The ILO/WTO Joint Report on Informal Employment: What It Says and What Role the WTO Should Play in Addressing Informality
The World Trade Organization (WTO) and the International Labor Organization (ILO) prepared a report on the convergence of globalized trade and informal economies in developing countries (WTO: Press release, 2009). They point out that while globalization of trade has reduced poverty and increased incomes, even in the informal economy, it has not improved the work environment, job security, or social, benefits for those in the informal sector. Furthermore, because of poor access to institutions such as banking, property rights protection, and government programs, entrepreneurship, risk taking, and expansion for firms in the informal economy are limited. Thus, apparent that the informal economy has negative effects on workers and firms, they similarly find it has negative influences on the country.
They find that a high rate of informality in a developing economy restricts capacity to profit from global trade, however they point out the evidence of a causal effects from informality are not well documented (Bacchetta, Ernst, & Bustamante, 2009). Moreover, high informality within a country makes it more susceptible to economic shocks. The authors find such countries “suffer more frequently from shocks and experience lower sustainable growth” (WTO: Press release, 2009, para. 9). Furthermore, governments suffer from a loss of tax revenue while still having to provide basic infrastructure used by the informal market.
Opening to international trade also has an impact on informality. The researchers found that initially upon opening their borders to international trade, countries experienced an increase in informality. However, over the long run, the formal sector grew, with the caveat that enabling domestic policies and facilitation of access to employment are undertaken.
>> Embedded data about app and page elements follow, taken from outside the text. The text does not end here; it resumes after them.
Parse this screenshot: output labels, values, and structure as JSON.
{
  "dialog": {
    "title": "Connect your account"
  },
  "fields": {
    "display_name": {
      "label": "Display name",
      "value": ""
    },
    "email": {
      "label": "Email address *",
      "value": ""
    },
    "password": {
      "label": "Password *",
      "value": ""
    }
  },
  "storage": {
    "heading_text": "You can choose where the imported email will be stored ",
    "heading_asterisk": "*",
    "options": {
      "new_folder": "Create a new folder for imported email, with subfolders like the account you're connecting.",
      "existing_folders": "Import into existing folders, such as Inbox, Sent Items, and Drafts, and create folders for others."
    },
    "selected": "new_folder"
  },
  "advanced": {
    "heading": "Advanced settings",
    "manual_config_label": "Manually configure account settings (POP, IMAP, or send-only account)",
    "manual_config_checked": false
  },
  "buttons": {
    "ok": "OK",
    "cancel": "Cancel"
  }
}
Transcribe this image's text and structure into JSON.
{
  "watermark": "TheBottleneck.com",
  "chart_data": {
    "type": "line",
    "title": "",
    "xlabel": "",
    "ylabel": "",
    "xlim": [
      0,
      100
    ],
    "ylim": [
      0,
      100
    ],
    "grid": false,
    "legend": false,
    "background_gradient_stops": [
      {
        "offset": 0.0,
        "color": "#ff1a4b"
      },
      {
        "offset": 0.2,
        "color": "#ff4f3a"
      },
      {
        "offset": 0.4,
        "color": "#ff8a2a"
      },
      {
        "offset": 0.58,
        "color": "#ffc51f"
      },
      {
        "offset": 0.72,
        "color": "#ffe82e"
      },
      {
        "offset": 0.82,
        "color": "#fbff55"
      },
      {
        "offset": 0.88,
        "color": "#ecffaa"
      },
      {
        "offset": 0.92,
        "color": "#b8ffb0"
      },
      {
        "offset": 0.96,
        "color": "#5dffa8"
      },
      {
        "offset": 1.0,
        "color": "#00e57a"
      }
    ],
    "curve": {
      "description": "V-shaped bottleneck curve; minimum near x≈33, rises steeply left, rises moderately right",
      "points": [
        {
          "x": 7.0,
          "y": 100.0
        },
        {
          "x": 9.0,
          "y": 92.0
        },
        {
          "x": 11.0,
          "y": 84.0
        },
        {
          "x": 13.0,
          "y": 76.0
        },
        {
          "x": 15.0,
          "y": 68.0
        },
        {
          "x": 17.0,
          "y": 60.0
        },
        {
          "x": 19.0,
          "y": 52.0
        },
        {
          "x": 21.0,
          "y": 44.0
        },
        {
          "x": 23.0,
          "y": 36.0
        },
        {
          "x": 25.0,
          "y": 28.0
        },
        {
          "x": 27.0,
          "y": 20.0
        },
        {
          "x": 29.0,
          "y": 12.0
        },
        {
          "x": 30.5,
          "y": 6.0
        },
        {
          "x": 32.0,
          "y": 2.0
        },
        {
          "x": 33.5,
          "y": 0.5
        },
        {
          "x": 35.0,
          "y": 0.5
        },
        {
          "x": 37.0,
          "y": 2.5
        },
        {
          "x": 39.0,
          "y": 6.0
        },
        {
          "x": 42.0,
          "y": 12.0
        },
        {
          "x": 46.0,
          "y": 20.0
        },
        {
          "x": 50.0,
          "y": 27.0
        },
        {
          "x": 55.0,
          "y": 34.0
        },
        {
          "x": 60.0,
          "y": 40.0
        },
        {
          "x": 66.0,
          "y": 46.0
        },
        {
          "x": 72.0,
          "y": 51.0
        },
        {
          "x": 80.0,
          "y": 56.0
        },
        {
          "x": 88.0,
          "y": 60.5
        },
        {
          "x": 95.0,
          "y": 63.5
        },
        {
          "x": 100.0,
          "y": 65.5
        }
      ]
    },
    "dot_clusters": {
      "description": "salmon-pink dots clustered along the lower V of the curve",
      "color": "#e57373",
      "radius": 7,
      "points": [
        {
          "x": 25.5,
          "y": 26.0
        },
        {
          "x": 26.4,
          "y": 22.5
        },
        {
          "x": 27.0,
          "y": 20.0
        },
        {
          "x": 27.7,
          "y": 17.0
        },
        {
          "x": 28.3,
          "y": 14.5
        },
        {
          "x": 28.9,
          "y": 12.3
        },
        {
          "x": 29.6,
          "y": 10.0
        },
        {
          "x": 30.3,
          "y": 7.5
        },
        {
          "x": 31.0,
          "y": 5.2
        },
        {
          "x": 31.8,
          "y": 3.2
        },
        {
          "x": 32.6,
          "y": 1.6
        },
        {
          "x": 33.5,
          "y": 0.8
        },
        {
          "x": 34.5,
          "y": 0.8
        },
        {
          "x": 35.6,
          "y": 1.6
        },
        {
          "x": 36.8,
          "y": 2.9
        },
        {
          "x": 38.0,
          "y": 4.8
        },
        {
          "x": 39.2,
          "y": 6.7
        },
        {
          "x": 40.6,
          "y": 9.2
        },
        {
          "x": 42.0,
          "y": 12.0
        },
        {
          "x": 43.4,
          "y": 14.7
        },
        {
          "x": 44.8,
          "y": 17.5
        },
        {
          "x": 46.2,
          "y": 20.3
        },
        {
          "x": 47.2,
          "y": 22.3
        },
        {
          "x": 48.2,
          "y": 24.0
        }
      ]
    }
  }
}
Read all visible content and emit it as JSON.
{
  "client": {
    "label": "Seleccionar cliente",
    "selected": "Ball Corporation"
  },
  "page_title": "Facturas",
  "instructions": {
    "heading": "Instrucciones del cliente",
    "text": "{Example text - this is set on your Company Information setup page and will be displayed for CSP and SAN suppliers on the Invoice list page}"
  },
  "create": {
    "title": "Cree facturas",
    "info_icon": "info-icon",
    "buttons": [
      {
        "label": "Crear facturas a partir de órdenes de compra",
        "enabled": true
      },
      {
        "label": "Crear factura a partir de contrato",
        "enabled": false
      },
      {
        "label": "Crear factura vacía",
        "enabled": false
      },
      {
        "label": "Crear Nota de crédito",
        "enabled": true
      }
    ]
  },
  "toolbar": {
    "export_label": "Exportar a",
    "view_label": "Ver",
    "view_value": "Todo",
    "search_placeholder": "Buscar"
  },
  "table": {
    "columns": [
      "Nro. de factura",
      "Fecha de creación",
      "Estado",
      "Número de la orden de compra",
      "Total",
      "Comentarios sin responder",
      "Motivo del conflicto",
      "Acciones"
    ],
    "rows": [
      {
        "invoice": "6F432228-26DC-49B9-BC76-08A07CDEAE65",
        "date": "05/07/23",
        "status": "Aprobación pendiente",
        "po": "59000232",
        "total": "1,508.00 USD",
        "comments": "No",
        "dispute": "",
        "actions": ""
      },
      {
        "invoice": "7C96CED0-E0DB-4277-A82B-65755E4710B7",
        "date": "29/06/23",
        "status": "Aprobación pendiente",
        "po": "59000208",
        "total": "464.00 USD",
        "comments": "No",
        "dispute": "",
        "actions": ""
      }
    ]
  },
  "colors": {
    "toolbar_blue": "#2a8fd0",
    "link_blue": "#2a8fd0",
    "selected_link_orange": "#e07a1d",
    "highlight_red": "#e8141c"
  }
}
The report appears to advocate the movement of workers out of jobs in the informal market and into existing formal market structure, stating “that trade reforms should be designed and implemented in an employment-friendly way, making the reallocation (emphasis added) of jobs more conducive to formal employment growth” (WTO: Press release, 2009, para. 12). However one sentence in the previous paragraph “Facilitating formality of firms and jobs helps a country to benefit fully from trade openness, improves living standards and gives workers access to decent working conditions” (WTO: Press release, 2009, para. 11) provides an opening to transitionong mor of the informal market into the formal realm, an approach this paper advocates.
Proposed Role of the WTO in Addressing Informality
The WTO has been a great instrument in reducing barriers to global trade in goods, through reduction in tariffs and toward the elimination of non-trade barriers. It has also been an effective mediator of trade disputes between countries (Trebilock, Howe, & Eliason, 2013). However,...